  • “Marion Marlowe’s Triumph; or, In Spite of Her Enemies” (December 1, 1900, My Queen)
  • “Marion Marlowe’s Disappearance; or, Almost a Crime” (December 8, 1900, My Queen)
  • “Marion Marlowe in Society; or, A Race for a Title” (December 15, 1900, My Queen)
  • “Marion Marlowe’s Christmas Eve; or, The Treachery of a Factory Inspector” (December 22, 1900, My Queen)
  • “Marion Marlowe’s Escape; or, A Dangerous Mistake “On the Road” (December 29, 1900, My Queen)
  • “Marion Marlowe in Buffalo; or, Betrayed by a Rival Company” (January 5, 1901, My Queen)
  • “Marion Marlowe in Cleveland; or, The Mystery of the Blood-Red Rose” (January 12, 1901, My Queen)
  • “Marion Marlowe in Columbus; or, Accused of a Crime” (January 19, 1901, My Queen)
  • “Marion Marlowe in Indianapolis; or, The Adventure of Doctor Brookes” (January 26, 1901, My Queen)
  • “Marion Marlowe in St. Louis; or, A Forger’s Brave Deed” (February 2, 1901, My Queen)
  • “Marion Marlowe in Chicago; or, Trapped by a Lunatic” (February 9, 1901, My Queen)
  • “Marian Marlowe in St. Paul; or, The Company’s Mascot in a Double Deal” (February 16, 1901, My Queen)
  • “Marion Marlowe in Omaha; or, Held Up By Accident” (February 23, 1901, My Queen)
  • “Marion Marlowe on the Prairie; or, A Thrilling Ride Across Kansas” (March 2, 1901, My Queen)
  • “Marian Marlowe in Washington: or, Meeting the President” (March 9, 1901, My Queen)
  • “Marian Marlowe in Salt Lake City; or, A Bad Deal in Mormon Land” (March 16, 1901, My Queen)
  • “Marion Marlowe in Denver; or, The Tragedy of Pike’s Peak” (March 23, 1901, My Queen)
  • “A Wonderful Secret; or, Marion Marlowe’s Discovery” (March 30, 1901, My Queen)
  • “An Interrupted Wedding; or, Marian Marlowe as Maid of Honor” (April 6, 1901, My Queen)
  • “A Lover’s Quarrel; or, Marion Marlowe’s Deceitful Friend” (April 13, 1901, My Queen)
  • “Under Lock and Key; or, Marian Marlowe’s Last Role” (April 20, 1901, My Queen)
  • “A Fatal Love” (April 27, 1901, My Queen)
  • “Where Love Leads” (May 4, 1901, My Queen)
  • “A Lover in Disguise” (May 11, 1901, My Queen)
  • “Did She Hate Him?” (May 18, 1901, My Queen)
  • “Already Married” (May 25, 1901, My Queen)
  • “Her Love Was True” (June 1, 1901, My Queen)
  • “Her Dreadful Secret” (June 8, 1901, My Queen)
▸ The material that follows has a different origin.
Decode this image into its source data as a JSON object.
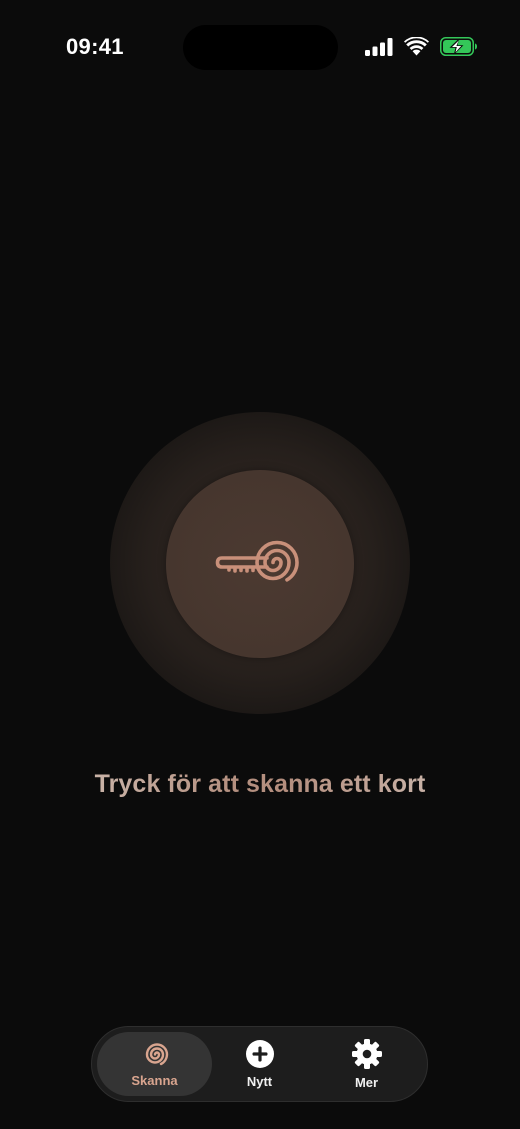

  • With number 31 (“A Fatal Love” [April 27, 1901]), British publications began to credit the stories to  Bertha M. Clay, another Street & Smith house name. Records indicate that Frederick C. Davis was the actual author of these stories. 


Respectfully submitted by Kevin Burton Smith.

Leave a Reply